Uncle Sam's Attitude Toward FOIA: "Obfuscation on Behalf of Opacity"
That has to be the best description ever of how the Justice Department views the Freedom of Information Act (FOIA). I wish I could take credit for the phrase but it's a product of the fertile mind of Winfield Myers of Democracy-Project.com.
As evidence that Myers has nailed it, consider the following exchange during Wednesday's House Reform Committee Subcommittee hearing on the FOIA in which Deputy Assistant Attorney General Carl Nichols was asked by Rep. Edolphus Towns, D-NY, what Justice does to ensure compliance by federal agencies:
TOWNS: Mr. Nichols, there are concerns that agencies are not being compliant with the visions of FOIA relating to response time. Can you offer us some specific examples of what the Department of Justice has done to enforce agency compliance with FOIA? Has your DOJ FOIA office been active in enforcing agencies to be in compliance with their FOIA activities?
NICHOLS: I want to make clear that our oversight responsibility, as we discussed earlier and I think is in my testimony, is that we're responsible for encouraging agencies to comply with FOIA in a timelyand consistent manner.
TOWNS: How do you do that?
NICHOLS: We post guidances. We have a full-time staff that consults regularly with FOIA. Several members of that staff are here today. The Office of Information and Privacy, OIP, they have a very robust web page that gives agencies guidance on both substantive and procedural aspects of the act to encourage their compliance with the act.
TOWNS: But there's nothing you could do, though, if they do not comply?
NICHOLS: I'm not sure what you mean by nothing we can do.
TOWNS: Yes, what can you do, then? Maybe that's a better way to put it?
NICHOLS: Well, I think I've said we encourage their compliance.
TOWNS: Encourage? Could you be a little bit more specific?
NICHOLS: I think, A, we make sure they understand their obligations under the act. B, we talk to them about their obligations in the act. C, we publish this guide that tells them what they're supposed to do and this is not a small book, obviously. This lays out their various obligations, and we try to make sure they understand as best they can what they're supposed to do. I think those are important, substantial efforts that we undertake, and we devote a substantial number of people, time and effort to attempting or pushing agencies to comply with their obligations.
Towns asked a simple question - what do you do when agencies don't comply?

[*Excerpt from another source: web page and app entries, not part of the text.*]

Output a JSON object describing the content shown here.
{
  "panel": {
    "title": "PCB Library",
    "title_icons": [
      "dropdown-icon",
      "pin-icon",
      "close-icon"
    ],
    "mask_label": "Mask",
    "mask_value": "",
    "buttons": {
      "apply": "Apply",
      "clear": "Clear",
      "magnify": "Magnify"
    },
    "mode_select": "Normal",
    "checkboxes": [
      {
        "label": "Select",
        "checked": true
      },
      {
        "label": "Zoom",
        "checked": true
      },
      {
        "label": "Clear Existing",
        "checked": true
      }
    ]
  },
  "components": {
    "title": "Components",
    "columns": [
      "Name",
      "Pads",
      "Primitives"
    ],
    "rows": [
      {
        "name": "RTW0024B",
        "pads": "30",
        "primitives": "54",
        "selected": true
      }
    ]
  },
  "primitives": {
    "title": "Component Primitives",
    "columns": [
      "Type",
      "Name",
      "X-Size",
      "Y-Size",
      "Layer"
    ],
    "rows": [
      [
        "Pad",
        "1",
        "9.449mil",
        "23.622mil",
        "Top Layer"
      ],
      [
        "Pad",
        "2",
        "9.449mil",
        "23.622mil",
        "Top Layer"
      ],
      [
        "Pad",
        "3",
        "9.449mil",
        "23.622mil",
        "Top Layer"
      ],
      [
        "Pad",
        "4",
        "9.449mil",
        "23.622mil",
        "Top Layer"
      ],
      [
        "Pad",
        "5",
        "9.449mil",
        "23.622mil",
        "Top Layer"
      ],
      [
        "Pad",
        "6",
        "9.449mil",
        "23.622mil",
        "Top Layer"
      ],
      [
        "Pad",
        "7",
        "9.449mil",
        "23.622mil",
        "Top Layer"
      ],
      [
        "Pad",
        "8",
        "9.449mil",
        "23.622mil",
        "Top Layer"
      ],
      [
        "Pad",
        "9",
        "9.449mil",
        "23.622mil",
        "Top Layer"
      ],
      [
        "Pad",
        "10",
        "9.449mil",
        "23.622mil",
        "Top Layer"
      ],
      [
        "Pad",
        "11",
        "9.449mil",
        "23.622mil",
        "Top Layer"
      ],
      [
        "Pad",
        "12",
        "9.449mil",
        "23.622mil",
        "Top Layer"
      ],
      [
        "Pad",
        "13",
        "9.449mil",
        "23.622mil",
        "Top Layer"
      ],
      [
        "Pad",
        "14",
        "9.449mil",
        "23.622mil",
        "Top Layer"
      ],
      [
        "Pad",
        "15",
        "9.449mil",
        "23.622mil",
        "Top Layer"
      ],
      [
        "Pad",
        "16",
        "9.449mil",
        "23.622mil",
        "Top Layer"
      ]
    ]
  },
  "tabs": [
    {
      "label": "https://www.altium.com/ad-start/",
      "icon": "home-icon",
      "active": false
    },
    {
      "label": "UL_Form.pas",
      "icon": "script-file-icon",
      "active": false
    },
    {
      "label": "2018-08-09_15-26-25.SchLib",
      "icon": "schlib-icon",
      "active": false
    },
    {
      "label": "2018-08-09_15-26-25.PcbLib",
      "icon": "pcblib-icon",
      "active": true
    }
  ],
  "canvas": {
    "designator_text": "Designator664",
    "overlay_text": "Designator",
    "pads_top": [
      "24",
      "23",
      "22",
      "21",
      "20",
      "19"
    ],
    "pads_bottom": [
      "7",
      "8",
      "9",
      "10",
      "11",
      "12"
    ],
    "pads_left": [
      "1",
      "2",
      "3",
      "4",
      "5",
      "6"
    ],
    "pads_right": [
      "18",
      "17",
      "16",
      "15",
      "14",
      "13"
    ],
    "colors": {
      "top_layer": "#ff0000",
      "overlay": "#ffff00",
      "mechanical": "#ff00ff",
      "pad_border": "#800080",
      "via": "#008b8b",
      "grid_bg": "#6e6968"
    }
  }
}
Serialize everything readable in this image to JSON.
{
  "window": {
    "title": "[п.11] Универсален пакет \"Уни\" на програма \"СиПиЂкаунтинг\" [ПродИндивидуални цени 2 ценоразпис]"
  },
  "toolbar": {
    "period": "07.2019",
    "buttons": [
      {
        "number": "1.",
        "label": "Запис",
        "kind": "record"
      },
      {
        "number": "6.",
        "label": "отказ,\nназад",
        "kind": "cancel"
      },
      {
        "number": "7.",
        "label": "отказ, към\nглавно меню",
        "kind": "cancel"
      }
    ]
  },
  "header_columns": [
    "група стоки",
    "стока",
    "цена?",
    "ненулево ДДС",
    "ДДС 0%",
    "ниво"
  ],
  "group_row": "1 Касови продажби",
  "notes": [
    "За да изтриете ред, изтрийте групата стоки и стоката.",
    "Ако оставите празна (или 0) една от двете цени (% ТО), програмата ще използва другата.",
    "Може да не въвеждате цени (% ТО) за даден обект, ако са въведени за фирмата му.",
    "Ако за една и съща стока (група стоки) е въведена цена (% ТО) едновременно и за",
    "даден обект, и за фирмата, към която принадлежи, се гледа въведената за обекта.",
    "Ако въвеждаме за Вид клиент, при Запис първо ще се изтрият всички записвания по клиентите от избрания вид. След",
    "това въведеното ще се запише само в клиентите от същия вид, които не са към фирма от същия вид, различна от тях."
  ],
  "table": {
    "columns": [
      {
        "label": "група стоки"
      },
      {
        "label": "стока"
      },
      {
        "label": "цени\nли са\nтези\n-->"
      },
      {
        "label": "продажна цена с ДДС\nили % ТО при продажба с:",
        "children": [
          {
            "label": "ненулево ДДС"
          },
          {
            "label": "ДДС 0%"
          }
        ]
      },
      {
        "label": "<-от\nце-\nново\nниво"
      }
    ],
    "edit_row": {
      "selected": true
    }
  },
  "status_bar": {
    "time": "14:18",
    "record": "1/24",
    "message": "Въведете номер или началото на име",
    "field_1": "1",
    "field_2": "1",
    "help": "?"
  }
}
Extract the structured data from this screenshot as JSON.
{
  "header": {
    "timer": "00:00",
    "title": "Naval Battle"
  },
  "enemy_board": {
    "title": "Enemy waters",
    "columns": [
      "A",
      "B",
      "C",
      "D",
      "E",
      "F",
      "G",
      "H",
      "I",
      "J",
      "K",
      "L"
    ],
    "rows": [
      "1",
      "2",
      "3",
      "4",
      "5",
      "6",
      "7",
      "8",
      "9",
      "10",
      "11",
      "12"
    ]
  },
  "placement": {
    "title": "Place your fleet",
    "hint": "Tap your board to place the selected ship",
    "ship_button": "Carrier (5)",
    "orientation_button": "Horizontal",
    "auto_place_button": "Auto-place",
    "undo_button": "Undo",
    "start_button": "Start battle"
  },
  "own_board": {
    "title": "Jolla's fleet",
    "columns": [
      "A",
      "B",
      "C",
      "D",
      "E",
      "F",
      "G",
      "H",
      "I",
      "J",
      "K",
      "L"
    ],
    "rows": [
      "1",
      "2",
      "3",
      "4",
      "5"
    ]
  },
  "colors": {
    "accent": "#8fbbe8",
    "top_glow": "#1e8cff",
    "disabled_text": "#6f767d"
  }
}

Nichols clearly didn't want to respond to that question on the record because the answer is essentially "nothing." So instead he repeated what he'd already said about "encouraging" compliance.
Nichols was later asked by Rep. Todd Platts, R-PA, the subcommittee chairman, if Justice ever directs an agency to reverse a decision to withhold requested documents. Nichols said he was unaware of any examples but promised to check and get back to the subcommittee for the record.